### Work task
Out of the data below, copy every line with the string "example".

#### Given information

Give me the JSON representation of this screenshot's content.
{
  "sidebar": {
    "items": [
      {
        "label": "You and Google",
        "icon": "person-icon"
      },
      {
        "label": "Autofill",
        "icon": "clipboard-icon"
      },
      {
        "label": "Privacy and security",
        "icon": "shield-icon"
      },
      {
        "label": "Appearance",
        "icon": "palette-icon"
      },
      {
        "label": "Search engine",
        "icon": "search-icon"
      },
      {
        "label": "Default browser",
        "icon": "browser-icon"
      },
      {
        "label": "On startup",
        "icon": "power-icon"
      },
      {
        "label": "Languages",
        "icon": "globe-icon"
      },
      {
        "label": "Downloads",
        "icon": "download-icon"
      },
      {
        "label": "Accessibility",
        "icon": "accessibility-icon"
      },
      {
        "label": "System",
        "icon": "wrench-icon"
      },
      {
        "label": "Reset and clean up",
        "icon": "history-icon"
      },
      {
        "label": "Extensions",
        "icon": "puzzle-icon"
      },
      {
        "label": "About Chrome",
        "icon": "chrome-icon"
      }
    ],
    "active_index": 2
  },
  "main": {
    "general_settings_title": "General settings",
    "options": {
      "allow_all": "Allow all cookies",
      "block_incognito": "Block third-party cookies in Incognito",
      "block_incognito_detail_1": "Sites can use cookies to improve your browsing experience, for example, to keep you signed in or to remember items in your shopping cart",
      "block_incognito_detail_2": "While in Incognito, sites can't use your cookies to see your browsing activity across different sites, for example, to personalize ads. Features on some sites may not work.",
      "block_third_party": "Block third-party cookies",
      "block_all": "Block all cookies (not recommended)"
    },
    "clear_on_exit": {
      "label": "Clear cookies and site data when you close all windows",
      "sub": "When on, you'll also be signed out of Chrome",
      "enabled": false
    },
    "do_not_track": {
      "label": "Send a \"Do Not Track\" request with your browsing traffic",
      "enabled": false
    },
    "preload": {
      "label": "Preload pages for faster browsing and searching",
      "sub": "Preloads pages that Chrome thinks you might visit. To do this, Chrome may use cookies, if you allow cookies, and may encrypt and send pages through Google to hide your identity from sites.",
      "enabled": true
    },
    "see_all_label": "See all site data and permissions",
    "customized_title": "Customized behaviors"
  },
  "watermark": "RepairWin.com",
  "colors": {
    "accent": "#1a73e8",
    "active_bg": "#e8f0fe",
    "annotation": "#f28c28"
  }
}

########

### Exercise answer
      "block_incognito_detail_1": "Sites can use cookies to improve your browsing experience, for example, to keep you signed in or to remember items in your shopping cart",
      "block_incognito_detail_2": "While in Incognito, sites can't use your cookies to see your browsing activity across different sites, for example, to personalize ads. Features on some sites may not work.",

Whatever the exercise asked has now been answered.